Search the data for the string "Bank" and copy each line where it turns up.

Records from a dataset:

____________________

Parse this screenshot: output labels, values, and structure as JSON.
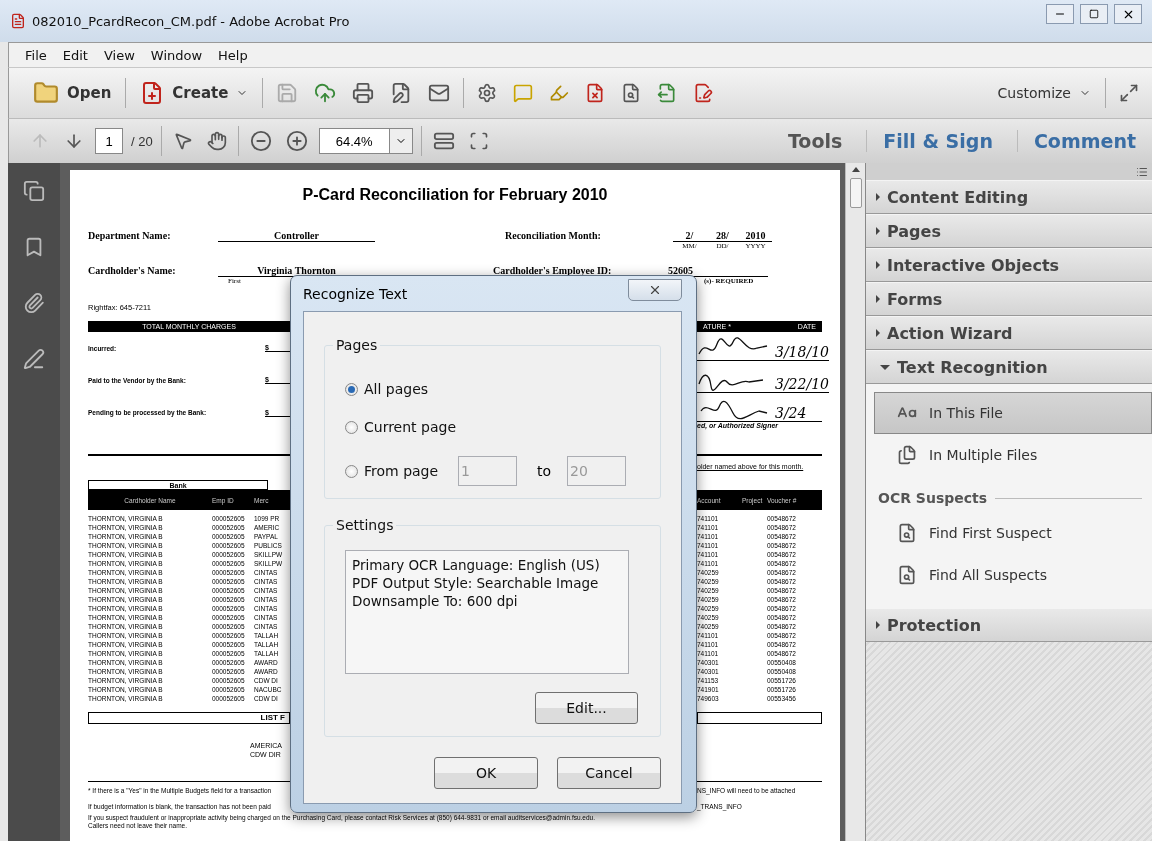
{
  "window": {
    "title": "082010_PcardRecon_CM.pdf - Adobe Acrobat Pro"
  },
  "menu": [
    "File",
    "Edit",
    "View",
    "Window",
    "Help"
  ],
  "toolbar": {
    "open": "Open",
    "create": "Create",
    "customize": "Customize"
  },
  "nav": {
    "page": "1",
    "total": "/ 20",
    "zoom": "64.4%",
    "tabs": [
      {
        "label": "Tools",
        "selected": true
      },
      {
        "label": "Fill & Sign",
        "selected": false
      },
      {
        "label": "Comment",
        "selected": false
      }
    ]
  },
  "document": {
    "title": "P-Card Reconciliation for February 2010",
    "department": {
      "label": "Department Name:",
      "value": "Controller"
    },
    "month": {
      "label": "Reconciliation Month:",
      "parts": [
        {
          "value": "2/",
          "caption": "MM/"
        },
        {
          "value": "28/",
          "caption": "DD/"
        },
        {
          "value": "2010",
          "caption": "YYYY"
        }
      ]
    },
    "cardholder": {
      "label": "Cardholder's Name:",
      "value": "Virginia Thornton",
      "caption": "First"
    },
    "employee": {
      "label": "Cardholder's Employee ID:",
      "value": "52605",
      "caption": "(s)- REQUIRED"
    },
    "rightfax": "Rightfax: 645-7211",
    "charges_header": "TOTAL MONTHLY CHARGES",
    "signature_header": "ATURE *",
    "date_header": "DATE",
    "charges": [
      {
        "label": "Incurred:",
        "currency": "$",
        "date": "3/18/10"
      },
      {
        "label": "Paid to the Vendor by the Bank:",
        "currency": "$",
        "date": "3/22/10"
      },
      {
        "label": "Pending to be processed by the Bank:",
        "currency": "$",
        "date": "3/24"
      }
    ],
    "signer_note": "ed, or Authorized Signer",
    "holder_note": "older named above for this month.",
    "table": {
      "group": "Bank",
      "columns_left": [
        "Cardholder Name",
        "Emp ID",
        "Merc"
      ],
      "columns_right": [
        "Account",
        "Project",
        "Voucher #"
      ],
      "rows": [
        {
          "name": "THORNTON, VIRGINIA B",
          "emp": "000052605",
          "merchant": "1099 PR",
          "account": "741101",
          "voucher": "00548672"
        },
        {
          "name": "THORNTON, VIRGINIA B",
          "emp": "000052605",
          "merchant": "AMERIC",
          "account": "741101",
          "voucher": "00548672"
        },
        {
          "name": "THORNTON, VIRGINIA B",
          "emp": "000052605",
          "merchant": "PAYPAL",
          "account": "741101",
          "voucher": "00548672"
        },
        {
          "name": "THORNTON, VIRGINIA B",
          "emp": "000052605",
          "merchant": "PUBLICS",
          "account": "741101",
          "voucher": "00548672"
        },
        {
          "name": "THORNTON, VIRGINIA B",
          "emp": "000052605",
          "merchant": "SKILLPW",
          "account": "741101",
          "voucher": "00548672"
        },
        {
          "name": "THORNTON, VIRGINIA B",
          "emp": "000052605",
          "merchant": "SKILLPW",
          "account": "741101",
          "voucher": "00548672"
        },
        {
          "name": "THORNTON, VIRGINIA B",
          "emp": "000052605",
          "merchant": "CINTAS",
          "account": "740259",
          "voucher": "00548672"
        },
        {
          "name": "THORNTON, VIRGINIA B",
          "emp": "000052605",
          "merchant": "CINTAS",
          "account": "740259",
          "voucher": "00548672"
        },
        {
          "name": "THORNTON, VIRGINIA B",
          "emp": "000052605",
          "merchant": "CINTAS",
          "account": "740259",
          "voucher": "00548672"
        },
        {
          "name": "THORNTON, VIRGINIA B",
          "emp": "000052605",
          "merchant": "CINTAS",
          "account": "740259",
          "voucher": "00548672"
        },
        {
          "name": "THORNTON, VIRGINIA B",
          "emp": "000052605",
          "merchant": "CINTAS",
          "account": "740259",
          "voucher": "00548672"
        },
        {
          "name": "THORNTON, VIRGINIA B",
          "emp": "000052605",
          "merchant": "CINTAS",
          "account": "740259",
          "voucher": "00548672"
        },
        {
          "name": "THORNTON, VIRGINIA B",
          "emp": "000052605",
          "merchant": "CINTAS",
          "account": "740259",
          "voucher": "00548672"
        },
        {
          "name": "THORNTON, VIRGINIA B",
          "emp": "000052605",
          "merchant": "TALLAH",
          "account": "741101",
          "voucher": "00548672"
        },
        {
          "name": "THORNTON, VIRGINIA B",
          "emp": "000052605",
          "merchant": "TALLAH",
          "account": "741101",
          "voucher": "00548672"
        },
        {
          "name": "THORNTON, VIRGINIA B",
          "emp": "000052605",
          "merchant": "TALLAH",
          "account": "741101",
          "voucher": "00548672"
        },
        {
          "name": "THORNTON, VIRGINIA B",
          "emp": "000052605",
          "merchant": "AWARD",
          "account": "740301",
          "voucher": "00550408"
        },
        {
          "name": "THORNTON, VIRGINIA B",
          "emp": "000052605",
          "merchant": "AWARD",
          "account": "740301",
          "voucher": "00550408"
        },
        {
          "name": "THORNTON, VIRGINIA B",
          "emp": "000052605",
          "merchant": "CDW DI",
          "account": "741153",
          "voucher": "00551726"
        },
        {
          "name": "THORNTON, VIRGINIA B",
          "emp": "000052605",
          "merchant": "NACUBC",
          "account": "741901",
          "voucher": "00551726"
        },
        {
          "name": "THORNTON, VIRGINIA B",
          "emp": "000052605",
          "merchant": "CDW DI",
          "account": "749603",
          "voucher": "00553456"
        }
      ]
    },
    "list_header": "LIST F",
    "list_items": [
      "AMERICA",
      "CDW DIR"
    ],
    "notes": [
      {
        "left": "* If there is a \"Yes\" in the Multiple Budgets field for a transaction",
        "right": "NS_INFO will need to be attached"
      },
      {
        "left": "If budget information is blank, the transaction has not been paid",
        "right": "_TRANS_INFO"
      }
    ],
    "footer": [
      "If you suspect fraudulent or inappropriate activity being charged on the Purchasing Card, please contact Risk Services at (850) 644-9831 or email auditservices@admin.fsu.edu.",
      "Callers need not leave their name."
    ]
  },
  "panel": {
    "sections": [
      {
        "label": "Content Editing",
        "expanded": false
      },
      {
        "label": "Pages",
        "expanded": false
      },
      {
        "label": "Interactive Objects",
        "expanded": false
      },
      {
        "label": "Forms",
        "expanded": false
      },
      {
        "label": "Action Wizard",
        "expanded": false
      },
      {
        "label": "Text Recognition",
        "expanded": true,
        "items": [
          {
            "kind": "action",
            "label": "In This File",
            "selected": true
          },
          {
            "kind": "action",
            "label": "In Multiple Files",
            "selected": false
          },
          {
            "kind": "heading",
            "label": "OCR Suspects"
          },
          {
            "kind": "action",
            "label": "Find First Suspect",
            "selected": false
          },
          {
            "kind": "action",
            "label": "Find All Suspects",
            "selected": false
          }
        ]
      },
      {
        "label": "Protection",
        "expanded": false
      }
    ]
  },
  "dialog": {
    "title": "Recognize Text",
    "pages_label": "Pages",
    "options": [
      {
        "label": "All pages",
        "selected": true
      },
      {
        "label": "Current page",
        "selected": false
      },
      {
        "label": "From page",
        "selected": false
      }
    ],
    "from": {
      "value": "1",
      "disabled": true
    },
    "to_label": "to",
    "to": {
      "value": "20",
      "disabled": true
    },
    "settings_label": "Settings",
    "settings": [
      "Primary OCR Language: English (US)",
      "PDF Output Style: Searchable Image",
      "Downsample To: 600 dpi"
    ],
    "edit": "Edit...",
    "ok": "OK",
    "cancel": "Cancel"
  }
}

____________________

* _Response to this task_:
        "label": "Paid to the Vendor by the Bank:",
        "label": "Pending to be processed by the Bank:",
      "group": "Bank",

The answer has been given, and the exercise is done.